● **Exercise instructions**: Below are records to repeat exactly; copy them without the pictures.

● **Data for this exercise**:
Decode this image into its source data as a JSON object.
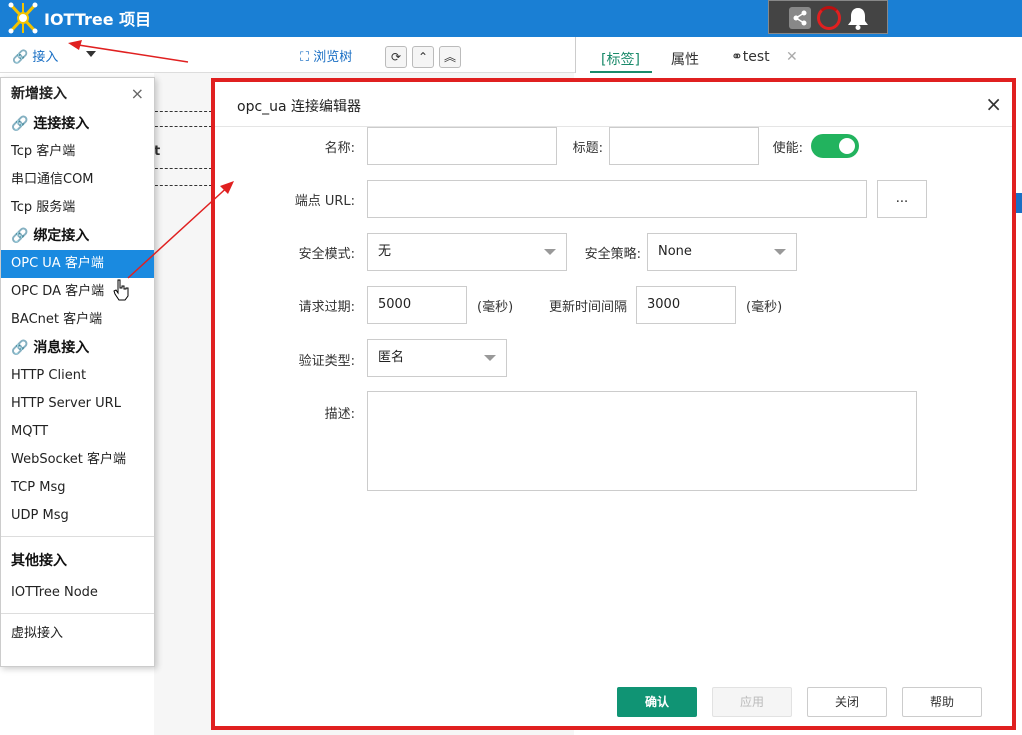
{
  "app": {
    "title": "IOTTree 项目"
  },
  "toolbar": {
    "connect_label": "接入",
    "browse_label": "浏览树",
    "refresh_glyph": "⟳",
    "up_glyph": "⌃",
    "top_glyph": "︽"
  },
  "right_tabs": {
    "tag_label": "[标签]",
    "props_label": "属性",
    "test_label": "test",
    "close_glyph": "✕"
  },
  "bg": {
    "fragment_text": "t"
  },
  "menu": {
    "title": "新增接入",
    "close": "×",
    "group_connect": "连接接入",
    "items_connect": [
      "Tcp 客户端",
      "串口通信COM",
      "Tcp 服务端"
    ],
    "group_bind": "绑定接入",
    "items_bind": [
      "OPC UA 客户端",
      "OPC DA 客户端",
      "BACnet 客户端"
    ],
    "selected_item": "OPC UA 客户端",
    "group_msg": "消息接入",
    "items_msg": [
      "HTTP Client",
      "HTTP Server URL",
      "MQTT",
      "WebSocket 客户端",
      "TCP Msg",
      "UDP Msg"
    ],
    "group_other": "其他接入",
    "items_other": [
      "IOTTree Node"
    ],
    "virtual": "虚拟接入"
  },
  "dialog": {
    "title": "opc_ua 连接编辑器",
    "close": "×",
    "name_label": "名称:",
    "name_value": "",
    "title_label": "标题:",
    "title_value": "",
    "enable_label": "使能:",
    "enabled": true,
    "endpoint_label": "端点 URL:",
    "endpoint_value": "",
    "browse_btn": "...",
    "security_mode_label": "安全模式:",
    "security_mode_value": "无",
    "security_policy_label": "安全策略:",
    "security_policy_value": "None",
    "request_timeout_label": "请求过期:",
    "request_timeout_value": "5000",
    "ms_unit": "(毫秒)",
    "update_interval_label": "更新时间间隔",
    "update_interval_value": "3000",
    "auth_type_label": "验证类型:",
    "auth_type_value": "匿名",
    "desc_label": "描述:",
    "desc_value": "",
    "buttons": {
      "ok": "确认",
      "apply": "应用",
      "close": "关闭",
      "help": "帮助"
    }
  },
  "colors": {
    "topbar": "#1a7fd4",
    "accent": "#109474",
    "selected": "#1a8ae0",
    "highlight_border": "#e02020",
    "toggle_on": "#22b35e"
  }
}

● **Solution to this exercise**:
Decode this image into its source data as a JSON object.
{
  "app": {
    "title": "IOTTree 项目"
  },
  "toolbar": {
    "connect_label": "接入",
    "browse_label": "浏览树",
    "refresh_glyph": "⟳",
    "up_glyph": "⌃",
    "top_glyph": "︽"
  },
  "right_tabs": {
    "tag_label": "[标签]",
    "props_label": "属性",
    "test_label": "test",
    "close_glyph": "✕"
  },
  "bg": {
    "fragment_text": "t"
  },
  "menu": {
    "title": "新增接入",
    "close": "×",
    "group_connect": "连接接入",
    "items_connect": [
      "Tcp 客户端",
      "串口通信COM",
      "Tcp 服务端"
    ],
    "group_bind": "绑定接入",
    "items_bind": [
      "OPC UA 客户端",
      "OPC DA 客户端",
      "BACnet 客户端"
    ],
    "selected_item": "OPC UA 客户端",
    "group_msg": "消息接入",
    "items_msg": [
      "HTTP Client",
      "HTTP Server URL",
      "MQTT",
      "WebSocket 客户端",
      "TCP Msg",
      "UDP Msg"
    ],
    "group_other": "其他接入",
    "items_other": [
      "IOTTree Node"
    ],
    "virtual": "虚拟接入"
  },
  "dialog": {
    "title": "opc_ua 连接编辑器",
    "close": "×",
    "name_label": "名称:",
    "name_value": "",
    "title_label": "标题:",
    "title_value": "",
    "enable_label": "使能:",
    "enabled": true,
    "endpoint_label": "端点 URL:",
    "endpoint_value": "",
    "browse_btn": "...",
    "security_mode_label": "安全模式:",
    "security_mode_value": "无",
    "security_policy_label": "安全策略:",
    "security_policy_value": "None",
    "request_timeout_label": "请求过期:",
    "request_timeout_value": "5000",
    "ms_unit": "(毫秒)",
    "update_interval_label": "更新时间间隔",
    "update_interval_value": "3000",
    "auth_type_label": "验证类型:",
    "auth_type_value": "匿名",
    "desc_label": "描述:",
    "desc_value": "",
    "buttons": {
      "ok": "确认",
      "apply": "应用",
      "close": "关闭",
      "help": "帮助"
    }
  },
  "colors": {
    "topbar": "#1a7fd4",
    "accent": "#109474",
    "selected": "#1a8ae0",
    "highlight_border": "#e02020",
    "toggle_on": "#22b35e"
  }
}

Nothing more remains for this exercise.